▶ **Work to be completed**: Omit the images. Reproduce each line of the records exactly as it appears.

▶ **Information**:
******************************
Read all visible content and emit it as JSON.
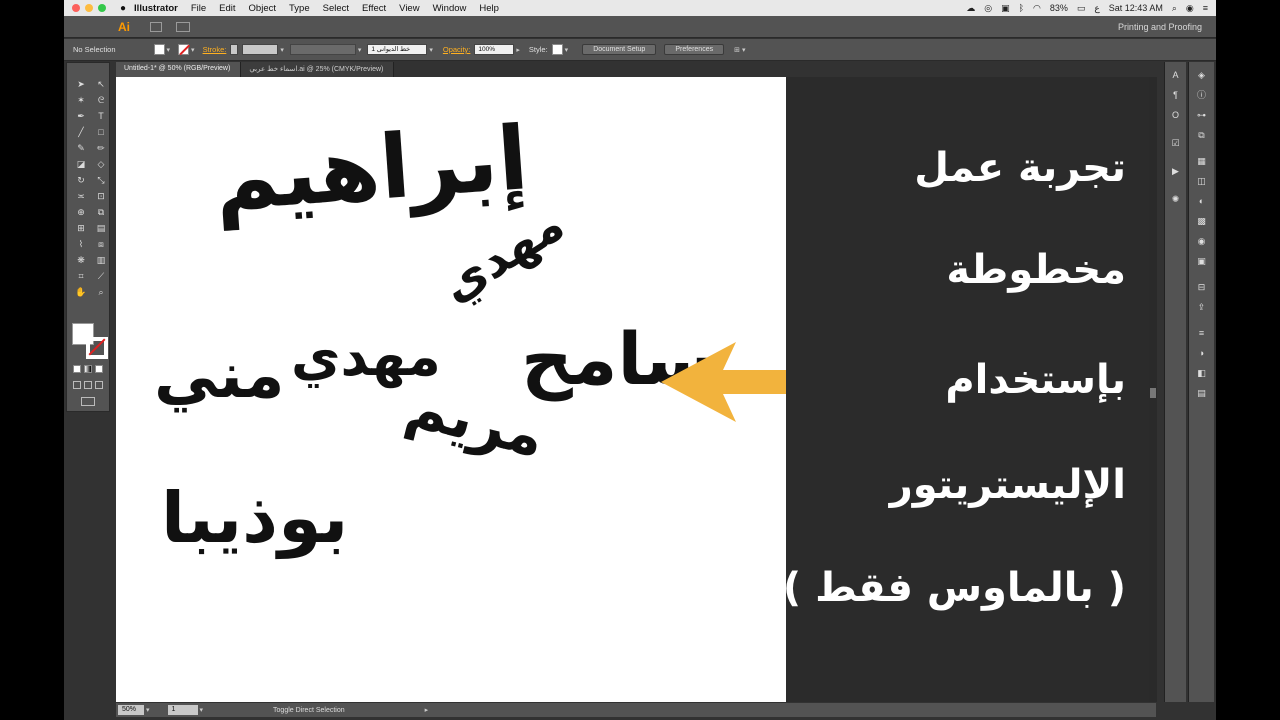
{
  "menubar": {
    "app_name": "Illustrator",
    "items": [
      "File",
      "Edit",
      "Object",
      "Type",
      "Select",
      "Effect",
      "View",
      "Window",
      "Help"
    ],
    "battery": "83%",
    "clock": "Sat 12:43 AM"
  },
  "appbar": {
    "logo": "Ai",
    "workspace": "Printing and Proofing"
  },
  "control": {
    "selection": "No Selection",
    "stroke_label": "Stroke:",
    "brush_value": "1 خط الديوانى",
    "opacity_label": "Opacity:",
    "opacity_value": "100%",
    "style_label": "Style:",
    "document_setup": "Document Setup",
    "preferences": "Preferences"
  },
  "tabs": [
    {
      "label": "Untitled-1* @ 50% (RGB/Preview)"
    },
    {
      "label": "اسماء خط عربي.ai @ 25% (CMYK/Preview)"
    }
  ],
  "artwork": {
    "names": [
      "إبراهيم",
      "مهدي",
      "سامح",
      "مهدي",
      "مني",
      "مريم",
      "بوذيبا"
    ]
  },
  "overlay_text": {
    "lines": [
      "تجربة عمل",
      "مخطوطة",
      "بإستخدام",
      "الإليستريتور",
      "( بالماوس فقط )"
    ],
    "arrow_color": "#f2b33d"
  },
  "statusbar": {
    "zoom": "50%",
    "page": "1",
    "message": "Toggle Direct Selection"
  },
  "colors": {
    "accent_orange": "#ff9a00",
    "panel_gray": "#535353"
  }
}
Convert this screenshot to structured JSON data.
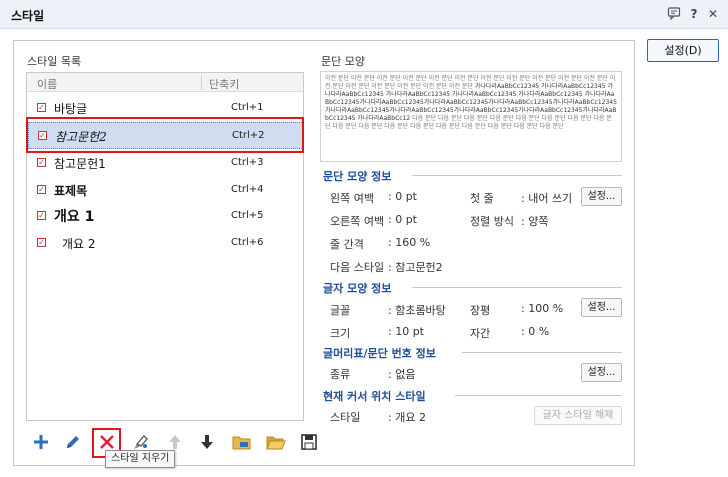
{
  "window": {
    "title": "스타일",
    "help_glyph": "?",
    "close_glyph": "✕"
  },
  "settings_button": "설정(D)",
  "style_list": {
    "label": "스타일 목록",
    "col_name": "이름",
    "col_shortcut": "단축키",
    "items": [
      {
        "name": "바탕글",
        "shortcut": "Ctrl+1"
      },
      {
        "name": "참고문헌2",
        "shortcut": "Ctrl+2"
      },
      {
        "name": "참고문헌1",
        "shortcut": "Ctrl+3"
      },
      {
        "name": "표제목",
        "shortcut": "Ctrl+4"
      },
      {
        "name": "개요 1",
        "shortcut": "Ctrl+5"
      },
      {
        "name": "개요 2",
        "shortcut": "Ctrl+6"
      }
    ]
  },
  "preview": {
    "label": "문단 모양",
    "before_text": "이전 문단 이전 문단 이전 문단 이전 문단 이전 문단 이전 문단 이전 문단 이전 문단 이전 문단 이전 문단 이전 문단 이전 문단 이전 문단 이전 문단 이전 문단 이전 문단 이전 문단",
    "sample_text": "가나다라AaBbCc12345 가나다라AaBbCc12345 가나다라AaBbCc12345 가나다라AaBbCc12345 가나다라AaBbCc12345 가나다라AaBbCc12345 가나다라AaBbCc12345가나다라AaBbCc12345가나다라AaBbCc12345가나다라AaBbCc12345가나다라AaBbCc12345가나다라AaBbCc12345가나다라AaBbCc12345가나다라AaBbCc12345가나다라AaBbCc12345가나다라AaBbCc12345 가나다라AaBbCc12",
    "after_text": "다음 문단 다음 문단 다음 문단 다음 문단 다음 문단 다음 문단 다음 문단 다음 문단 다음 문단 다음 문단 다음 문단 다음 문단 다음 문단 다음 문단 다음 문단 다음 문단 다음 문단"
  },
  "para_info": {
    "title": "문단 모양 정보",
    "left_margin_label": "왼쪽 여백",
    "left_margin_value": ": 0 pt",
    "first_line_label": "첫 줄",
    "first_line_value": ": 내어 쓰기",
    "right_margin_label": "오른쪽 여백",
    "right_margin_value": ": 0 pt",
    "align_label": "정렬 방식",
    "align_value": ": 양쪽",
    "line_spacing_label": "줄 간격",
    "line_spacing_value": ": 160 %",
    "next_style_label": "다음 스타일",
    "next_style_value": ": 참고문헌2",
    "settings": "설정..."
  },
  "char_info": {
    "title": "글자 모양 정보",
    "font_label": "글꼴",
    "font_value": ": 함초롬바탕",
    "width_label": "장평",
    "width_value": ": 100 %",
    "size_label": "크기",
    "size_value": ": 10 pt",
    "spacing_label": "자간",
    "spacing_value": ": 0 %",
    "settings": "설정..."
  },
  "bullet_info": {
    "title": "글머리표/문단 번호 정보",
    "kind_label": "종류",
    "kind_value": ": 없음",
    "settings": "설정..."
  },
  "cursor_style": {
    "title": "현재 커서 위치 스타일",
    "style_label": "스타일",
    "style_value": ": 개요 2",
    "release_button": "글자 스타일 해제"
  },
  "tooltip": "스타일 지우기",
  "icons": {
    "add": "plus-icon",
    "edit": "pencil-icon",
    "delete": "x-icon",
    "replace": "brush-icon",
    "up": "arrow-up-icon",
    "down": "arrow-down-icon",
    "import": "folder-import-icon",
    "open": "folder-open-icon",
    "save": "floppy-icon"
  }
}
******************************
▶ **Answer space**:
Read all visible content and emit it as JSON.
{
  "menubar": {
    "app_name": "Illustrator",
    "items": [
      "File",
      "Edit",
      "Object",
      "Type",
      "Select",
      "Effect",
      "View",
      "Window",
      "Help"
    ],
    "battery": "83%",
    "clock": "Sat 12:43 AM"
  },
  "appbar": {
    "logo": "Ai",
    "workspace": "Printing and Proofing"
  },
  "control": {
    "selection": "No Selection",
    "stroke_label": "Stroke:",
    "brush_value": "1 خط الديوانى",
    "opacity_label": "Opacity:",
    "opacity_value": "100%",
    "style_label": "Style:",
    "document_setup": "Document Setup",
    "preferences": "Preferences"
  },
  "tabs": [
    {
      "label": "Untitled-1* @ 50% (RGB/Preview)"
    },
    {
      "label": "اسماء خط عربي.ai @ 25% (CMYK/Preview)"
    }
  ],
  "artwork": {
    "names": [
      "إبراهيم",
      "مهدي",
      "سامح",
      "مهدي",
      "مني",
      "مريم",
      "بوذيبا"
    ]
  },
  "overlay_text": {
    "lines": [
      "تجربة عمل",
      "مخطوطة",
      "بإستخدام",
      "الإليستريتور",
      "( بالماوس فقط )"
    ],
    "arrow_color": "#f2b33d"
  },
  "statusbar": {
    "zoom": "50%",
    "page": "1",
    "message": "Toggle Direct Selection"
  },
  "colors": {
    "accent_orange": "#ff9a00",
    "panel_gray": "#535353"
  }
}
Convert this screenshot to structured JSON data.
{
  "window": {
    "title": "스타일",
    "help_glyph": "?",
    "close_glyph": "✕"
  },
  "settings_button": "설정(D)",
  "style_list": {
    "label": "스타일 목록",
    "col_name": "이름",
    "col_shortcut": "단축키",
    "items": [
      {
        "name": "바탕글",
        "shortcut": "Ctrl+1"
      },
      {
        "name": "참고문헌2",
        "shortcut": "Ctrl+2"
      },
      {
        "name": "참고문헌1",
        "shortcut": "Ctrl+3"
      },
      {
        "name": "표제목",
        "shortcut": "Ctrl+4"
      },
      {
        "name": "개요 1",
        "shortcut": "Ctrl+5"
      },
      {
        "name": "개요 2",
        "shortcut": "Ctrl+6"
      }
    ]
  },
  "preview": {
    "label": "문단 모양",
    "before_text": "이전 문단 이전 문단 이전 문단 이전 문단 이전 문단 이전 문단 이전 문단 이전 문단 이전 문단 이전 문단 이전 문단 이전 문단 이전 문단 이전 문단 이전 문단 이전 문단 이전 문단",
    "sample_text": "가나다라AaBbCc12345 가나다라AaBbCc12345 가나다라AaBbCc12345 가나다라AaBbCc12345 가나다라AaBbCc12345 가나다라AaBbCc12345 가나다라AaBbCc12345가나다라AaBbCc12345가나다라AaBbCc12345가나다라AaBbCc12345가나다라AaBbCc12345가나다라AaBbCc12345가나다라AaBbCc12345가나다라AaBbCc12345가나다라AaBbCc12345가나다라AaBbCc12345 가나다라AaBbCc12",
    "after_text": "다음 문단 다음 문단 다음 문단 다음 문단 다음 문단 다음 문단 다음 문단 다음 문단 다음 문단 다음 문단 다음 문단 다음 문단 다음 문단 다음 문단 다음 문단 다음 문단 다음 문단"
  },
  "para_info": {
    "title": "문단 모양 정보",
    "left_margin_label": "왼쪽 여백",
    "left_margin_value": ": 0 pt",
    "first_line_label": "첫 줄",
    "first_line_value": ": 내어 쓰기",
    "right_margin_label": "오른쪽 여백",
    "right_margin_value": ": 0 pt",
    "align_label": "정렬 방식",
    "align_value": ": 양쪽",
    "line_spacing_label": "줄 간격",
    "line_spacing_value": ": 160 %",
    "next_style_label": "다음 스타일",
    "next_style_value": ": 참고문헌2",
    "settings": "설정..."
  },
  "char_info": {
    "title": "글자 모양 정보",
    "font_label": "글꼴",
    "font_value": ": 함초롬바탕",
    "width_label": "장평",
    "width_value": ": 100 %",
    "size_label": "크기",
    "size_value": ": 10 pt",
    "spacing_label": "자간",
    "spacing_value": ": 0 %",
    "settings": "설정..."
  },
  "bullet_info": {
    "title": "글머리표/문단 번호 정보",
    "kind_label": "종류",
    "kind_value": ": 없음",
    "settings": "설정..."
  },
  "cursor_style": {
    "title": "현재 커서 위치 스타일",
    "style_label": "스타일",
    "style_value": ": 개요 2",
    "release_button": "글자 스타일 해제"
  },
  "tooltip": "스타일 지우기",
  "icons": {
    "add": "plus-icon",
    "edit": "pencil-icon",
    "delete": "x-icon",
    "replace": "brush-icon",
    "up": "arrow-up-icon",
    "down": "arrow-down-icon",
    "import": "folder-import-icon",
    "open": "folder-open-icon",
    "save": "floppy-icon"
  }
}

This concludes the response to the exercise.